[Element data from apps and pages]
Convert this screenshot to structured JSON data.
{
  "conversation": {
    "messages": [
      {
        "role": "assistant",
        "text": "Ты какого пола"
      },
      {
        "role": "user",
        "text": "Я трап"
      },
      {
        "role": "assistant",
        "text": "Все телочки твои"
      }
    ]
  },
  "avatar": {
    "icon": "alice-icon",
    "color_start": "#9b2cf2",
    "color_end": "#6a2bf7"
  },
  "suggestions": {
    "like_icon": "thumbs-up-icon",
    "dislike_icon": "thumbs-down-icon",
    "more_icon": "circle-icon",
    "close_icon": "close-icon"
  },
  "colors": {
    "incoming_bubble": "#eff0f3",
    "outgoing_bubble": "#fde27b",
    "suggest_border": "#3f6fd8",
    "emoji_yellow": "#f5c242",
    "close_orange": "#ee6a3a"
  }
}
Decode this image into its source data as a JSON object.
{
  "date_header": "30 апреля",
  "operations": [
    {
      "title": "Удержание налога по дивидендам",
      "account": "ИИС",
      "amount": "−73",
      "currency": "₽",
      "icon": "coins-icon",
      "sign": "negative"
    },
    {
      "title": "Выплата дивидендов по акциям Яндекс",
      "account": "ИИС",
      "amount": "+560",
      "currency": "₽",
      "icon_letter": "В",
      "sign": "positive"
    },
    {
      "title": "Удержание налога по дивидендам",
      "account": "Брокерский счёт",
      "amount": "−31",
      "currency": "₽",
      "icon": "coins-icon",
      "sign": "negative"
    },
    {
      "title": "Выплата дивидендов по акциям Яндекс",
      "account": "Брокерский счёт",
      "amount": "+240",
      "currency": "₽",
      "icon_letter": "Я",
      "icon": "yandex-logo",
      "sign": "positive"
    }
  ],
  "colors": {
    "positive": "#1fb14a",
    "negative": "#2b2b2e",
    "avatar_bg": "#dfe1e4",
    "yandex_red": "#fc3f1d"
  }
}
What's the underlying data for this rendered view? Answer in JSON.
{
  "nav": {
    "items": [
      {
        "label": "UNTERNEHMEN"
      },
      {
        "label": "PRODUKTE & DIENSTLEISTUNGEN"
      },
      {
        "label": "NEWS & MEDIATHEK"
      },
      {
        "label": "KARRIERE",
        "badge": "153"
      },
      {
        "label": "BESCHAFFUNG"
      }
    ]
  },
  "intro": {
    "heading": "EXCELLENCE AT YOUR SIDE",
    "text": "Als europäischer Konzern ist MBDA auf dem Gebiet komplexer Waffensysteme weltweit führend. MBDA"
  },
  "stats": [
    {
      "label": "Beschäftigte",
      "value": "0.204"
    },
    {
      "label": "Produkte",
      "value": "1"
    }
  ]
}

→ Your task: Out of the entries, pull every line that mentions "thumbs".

→ Reply to the exercise:
    "like_icon": "thumbs-up-icon",
    "dislike_icon": "thumbs-down-icon",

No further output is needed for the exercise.